(Records from a data collection)
++++++++++++++++++++
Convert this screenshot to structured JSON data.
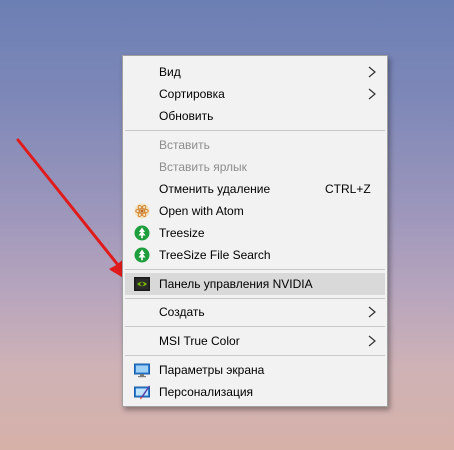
{
  "menu": {
    "items": [
      {
        "label": "Вид",
        "icon": "none",
        "submenu": true
      },
      {
        "label": "Сортировка",
        "icon": "none",
        "submenu": true
      },
      {
        "label": "Обновить",
        "icon": "none"
      },
      {
        "label": "Вставить",
        "icon": "none",
        "disabled": true
      },
      {
        "label": "Вставить ярлык",
        "icon": "none",
        "disabled": true
      },
      {
        "label": "Отменить удаление",
        "icon": "none",
        "shortcut": "CTRL+Z"
      },
      {
        "label": "Open with Atom",
        "icon": "atom-icon"
      },
      {
        "label": "Treesize",
        "icon": "treesize-icon"
      },
      {
        "label": "TreeSize File Search",
        "icon": "treesize-icon"
      },
      {
        "label": "Панель управления NVIDIA",
        "icon": "nvidia-icon",
        "highlighted": true
      },
      {
        "label": "Создать",
        "icon": "none",
        "submenu": true
      },
      {
        "label": "MSI True Color",
        "icon": "none",
        "submenu": true
      },
      {
        "label": "Параметры экрана",
        "icon": "display-settings-icon"
      },
      {
        "label": "Персонализация",
        "icon": "personalization-icon"
      }
    ]
  },
  "colors": {
    "annotation_arrow": "#e01b1b",
    "menu_background": "#f2f2f2",
    "highlight": "#d9d9d9",
    "disabled_text": "#8d8d8d",
    "nvidia_green": "#76b900",
    "treesize_green": "#1e9e3c"
  }
}
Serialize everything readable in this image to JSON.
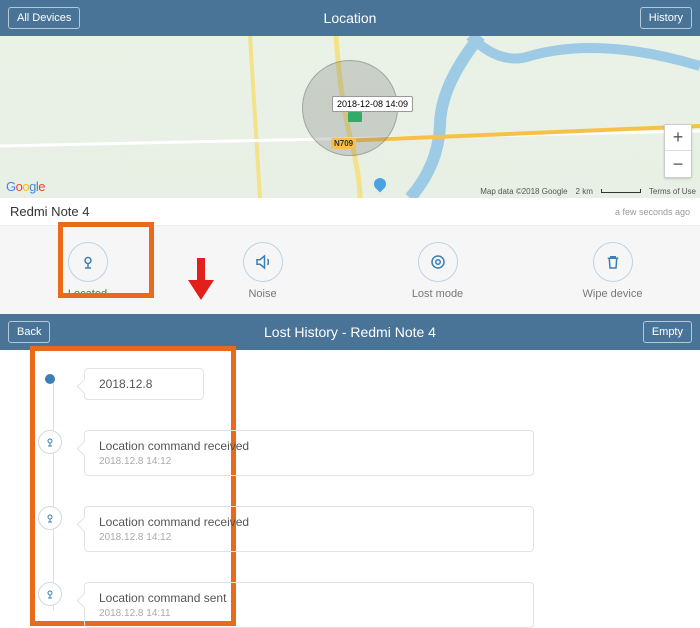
{
  "header": {
    "left_button": "All Devices",
    "title": "Location",
    "right_button": "History"
  },
  "map": {
    "pin_label": "2018-12-08 14:09",
    "highway": "N709",
    "attribution": "Map data ©2018 Google",
    "scale": "2 km",
    "terms": "Terms of Use",
    "logo": "Google",
    "zoom_in": "+",
    "zoom_out": "−"
  },
  "device_bar": {
    "name": "Redmi Note 4",
    "ago": "a few seconds ago"
  },
  "actions": {
    "located": "Located",
    "noise": "Noise",
    "lost": "Lost mode",
    "wipe": "Wipe device"
  },
  "subheader": {
    "back": "Back",
    "title": "Lost History - Redmi Note 4",
    "empty": "Empty"
  },
  "history": [
    {
      "title": "2018.12.8",
      "sub": ""
    },
    {
      "title": "Location command received",
      "sub": "2018.12.8 14:12"
    },
    {
      "title": "Location command received",
      "sub": "2018.12.8 14:12"
    },
    {
      "title": "Location command sent",
      "sub": "2018.12.8 14:11"
    }
  ]
}
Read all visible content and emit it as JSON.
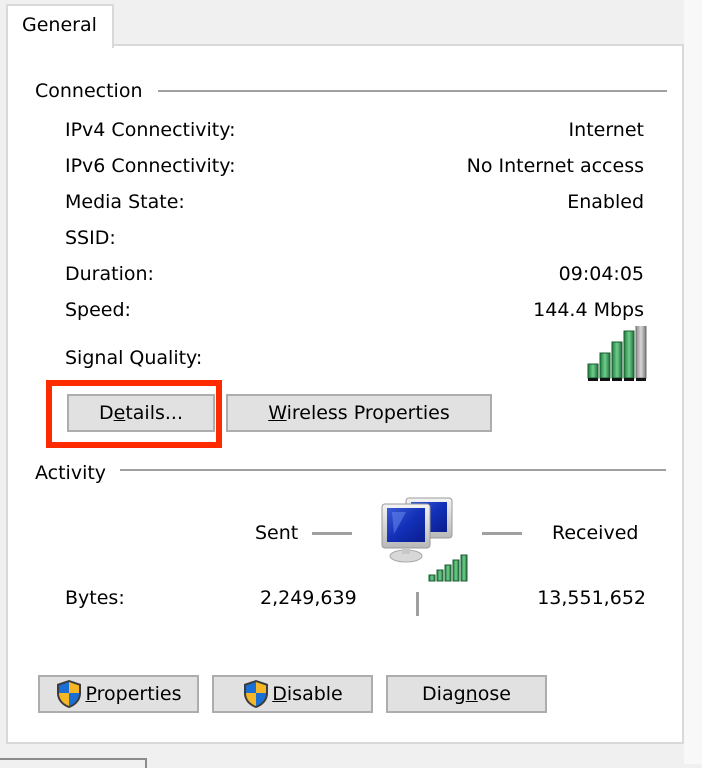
{
  "tabs": [
    {
      "label": "General",
      "active": true
    }
  ],
  "connection": {
    "title": "Connection",
    "rows": [
      {
        "label": "IPv4 Connectivity:",
        "value": "Internet"
      },
      {
        "label": "IPv6 Connectivity:",
        "value": "No Internet access"
      },
      {
        "label": "Media State:",
        "value": "Enabled"
      },
      {
        "label": "SSID:",
        "value": ""
      },
      {
        "label": "Duration:",
        "value": "09:04:05"
      },
      {
        "label": "Speed:",
        "value": "144.4 Mbps"
      }
    ],
    "signal_quality": {
      "label": "Signal Quality:",
      "bars_lit": 4,
      "bars_total": 5
    },
    "buttons": {
      "details": {
        "label": "Details...",
        "mnemonic_index": 1
      },
      "wireless_properties": {
        "label": "Wireless Properties",
        "mnemonic_index": 0
      }
    }
  },
  "activity": {
    "title": "Activity",
    "sent_label": "Sent",
    "received_label": "Received",
    "bytes_label": "Bytes:",
    "bytes_sent": "2,249,639",
    "bytes_received": "13,551,652",
    "icon": "network-computers-icon"
  },
  "footer_buttons": {
    "properties": {
      "label": "Properties",
      "mnemonic_index": 0,
      "icon": "uac-shield-icon"
    },
    "disable": {
      "label": "Disable",
      "mnemonic_index": 0,
      "icon": "uac-shield-icon"
    },
    "diagnose": {
      "label": "Diagnose",
      "mnemonic_index": 4
    }
  },
  "colors": {
    "highlight": "#ff2a00",
    "signal_green": "#2e8b4e",
    "button_face": "#e1e1e1"
  }
}
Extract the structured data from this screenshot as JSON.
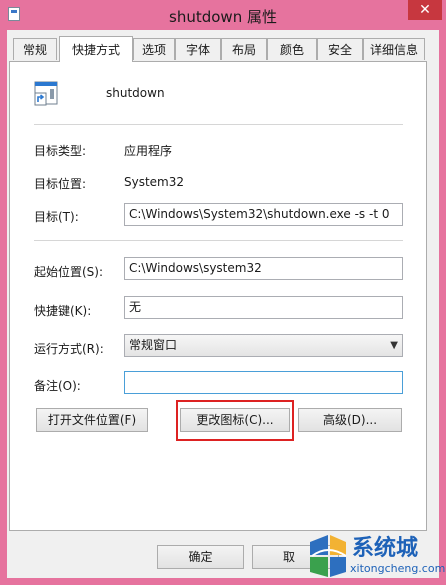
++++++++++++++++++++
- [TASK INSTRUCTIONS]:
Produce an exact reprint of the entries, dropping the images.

- [EXPECTED ANSWER]:
Convert this screenshot to structured JSON data.
{
  "menu": {
    "items": [
      {
        "label": "Вид",
        "icon": "none",
        "submenu": true
      },
      {
        "label": "Сортировка",
        "icon": "none",
        "submenu": true
      },
      {
        "label": "Обновить",
        "icon": "none"
      },
      {
        "label": "Вставить",
        "icon": "none",
        "disabled": true
      },
      {
        "label": "Вставить ярлык",
        "icon": "none",
        "disabled": true
      },
      {
        "label": "Отменить удаление",
        "icon": "none",
        "shortcut": "CTRL+Z"
      },
      {
        "label": "Open with Atom",
        "icon": "atom-icon"
      },
      {
        "label": "Treesize",
        "icon": "treesize-icon"
      },
      {
        "label": "TreeSize File Search",
        "icon": "treesize-icon"
      },
      {
        "label": "Панель управления NVIDIA",
        "icon": "nvidia-icon",
        "highlighted": true
      },
      {
        "label": "Создать",
        "icon": "none",
        "submenu": true
      },
      {
        "label": "MSI True Color",
        "icon": "none",
        "submenu": true
      },
      {
        "label": "Параметры экрана",
        "icon": "display-settings-icon"
      },
      {
        "label": "Персонализация",
        "icon": "personalization-icon"
      }
    ]
  },
  "colors": {
    "annotation_arrow": "#e01b1b",
    "menu_background": "#f2f2f2",
    "highlight": "#d9d9d9",
    "disabled_text": "#8d8d8d",
    "nvidia_green": "#76b900",
    "treesize_green": "#1e9e3c"
  }
}
Serialize everything readable in this image to JSON.
{
  "header": {
    "left_button": "All Devices",
    "title": "Location",
    "right_button": "History"
  },
  "map": {
    "pin_label": "2018-12-08 14:09",
    "highway": "N709",
    "attribution": "Map data ©2018 Google",
    "scale": "2 km",
    "terms": "Terms of Use",
    "logo": "Google",
    "zoom_in": "+",
    "zoom_out": "−"
  },
  "device_bar": {
    "name": "Redmi Note 4",
    "ago": "a few seconds ago"
  },
  "actions": {
    "located": "Located",
    "noise": "Noise",
    "lost": "Lost mode",
    "wipe": "Wipe device"
  },
  "subheader": {
    "back": "Back",
    "title": "Lost History - Redmi Note 4",
    "empty": "Empty"
  },
  "history": [
    {
      "title": "2018.12.8",
      "sub": ""
    },
    {
      "title": "Location command received",
      "sub": "2018.12.8 14:12"
    },
    {
      "title": "Location command received",
      "sub": "2018.12.8 14:12"
    },
    {
      "title": "Location command sent",
      "sub": "2018.12.8 14:11"
    }
  ]
}
Read all visible content and emit it as JSON.
{
  "tabs": [
    {
      "label": "General",
      "active": true
    }
  ],
  "connection": {
    "title": "Connection",
    "rows": [
      {
        "label": "IPv4 Connectivity:",
        "value": "Internet"
      },
      {
        "label": "IPv6 Connectivity:",
        "value": "No Internet access"
      },
      {
        "label": "Media State:",
        "value": "Enabled"
      },
      {
        "label": "SSID:",
        "value": ""
      },
      {
        "label": "Duration:",
        "value": "09:04:05"
      },
      {
        "label": "Speed:",
        "value": "144.4 Mbps"
      }
    ],
    "signal_quality": {
      "label": "Signal Quality:",
      "bars_lit": 4,
      "bars_total": 5
    },
    "buttons": {
      "details": {
        "label": "Details...",
        "mnemonic_index": 1
      },
      "wireless_properties": {
        "label": "Wireless Properties",
        "mnemonic_index": 0
      }
    }
  },
  "activity": {
    "title": "Activity",
    "sent_label": "Sent",
    "received_label": "Received",
    "bytes_label": "Bytes:",
    "bytes_sent": "2,249,639",
    "bytes_received": "13,551,652",
    "icon": "network-computers-icon"
  },
  "footer_buttons": {
    "properties": {
      "label": "Properties",
      "mnemonic_index": 0,
      "icon": "uac-shield-icon"
    },
    "disable": {
      "label": "Disable",
      "mnemonic_index": 0,
      "icon": "uac-shield-icon"
    },
    "diagnose": {
      "label": "Diagnose",
      "mnemonic_index": 4
    }
  },
  "colors": {
    "highlight": "#ff2a00",
    "signal_green": "#2e8b4e",
    "button_face": "#e1e1e1"
  }
}
Extract the structured data from this screenshot as JSON.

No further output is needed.